Data supplied section start

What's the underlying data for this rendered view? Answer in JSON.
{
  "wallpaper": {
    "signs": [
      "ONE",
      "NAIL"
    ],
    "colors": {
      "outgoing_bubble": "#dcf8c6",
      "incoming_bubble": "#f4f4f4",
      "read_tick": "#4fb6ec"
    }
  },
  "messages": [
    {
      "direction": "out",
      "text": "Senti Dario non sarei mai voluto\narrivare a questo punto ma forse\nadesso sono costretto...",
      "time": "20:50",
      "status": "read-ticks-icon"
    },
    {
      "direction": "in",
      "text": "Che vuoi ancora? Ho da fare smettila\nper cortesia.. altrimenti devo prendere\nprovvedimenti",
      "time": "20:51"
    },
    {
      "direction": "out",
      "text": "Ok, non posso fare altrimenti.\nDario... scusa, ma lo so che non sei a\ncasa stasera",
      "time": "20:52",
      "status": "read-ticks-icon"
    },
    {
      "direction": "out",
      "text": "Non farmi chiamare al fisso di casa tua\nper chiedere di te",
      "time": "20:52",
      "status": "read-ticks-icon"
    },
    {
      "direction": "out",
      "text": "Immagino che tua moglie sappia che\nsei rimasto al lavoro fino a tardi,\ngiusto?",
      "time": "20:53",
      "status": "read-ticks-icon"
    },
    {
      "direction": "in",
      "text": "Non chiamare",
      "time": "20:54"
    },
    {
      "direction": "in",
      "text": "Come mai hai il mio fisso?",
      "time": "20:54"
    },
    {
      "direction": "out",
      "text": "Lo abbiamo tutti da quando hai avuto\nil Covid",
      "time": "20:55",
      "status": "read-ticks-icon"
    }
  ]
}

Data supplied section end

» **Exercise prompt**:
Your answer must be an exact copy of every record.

» **Reply to the exercise**:
What's the underlying data for this rendered view? Answer in JSON.
{
  "wallpaper": {
    "signs": [
      "ONE",
      "NAIL"
    ],
    "colors": {
      "outgoing_bubble": "#dcf8c6",
      "incoming_bubble": "#f4f4f4",
      "read_tick": "#4fb6ec"
    }
  },
  "messages": [
    {
      "direction": "out",
      "text": "Senti Dario non sarei mai voluto\narrivare a questo punto ma forse\nadesso sono costretto...",
      "time": "20:50",
      "status": "read-ticks-icon"
    },
    {
      "direction": "in",
      "text": "Che vuoi ancora? Ho da fare smettila\nper cortesia.. altrimenti devo prendere\nprovvedimenti",
      "time": "20:51"
    },
    {
      "direction": "out",
      "text": "Ok, non posso fare altrimenti.\nDario... scusa, ma lo so che non sei a\ncasa stasera",
      "time": "20:52",
      "status": "read-ticks-icon"
    },
    {
      "direction": "out",
      "text": "Non farmi chiamare al fisso di casa tua\nper chiedere di te",
      "time": "20:52",
      "status": "read-ticks-icon"
    },
    {
      "direction": "out",
      "text": "Immagino che tua moglie sappia che\nsei rimasto al lavoro fino a tardi,\ngiusto?",
      "time": "20:53",
      "status": "read-ticks-icon"
    },
    {
      "direction": "in",
      "text": "Non chiamare",
      "time": "20:54"
    },
    {
      "direction": "in",
      "text": "Come mai hai il mio fisso?",
      "time": "20:54"
    },
    {
      "direction": "out",
      "text": "Lo abbiamo tutti da quando hai avuto\nil Covid",
      "time": "20:55",
      "status": "read-ticks-icon"
    }
  ]
}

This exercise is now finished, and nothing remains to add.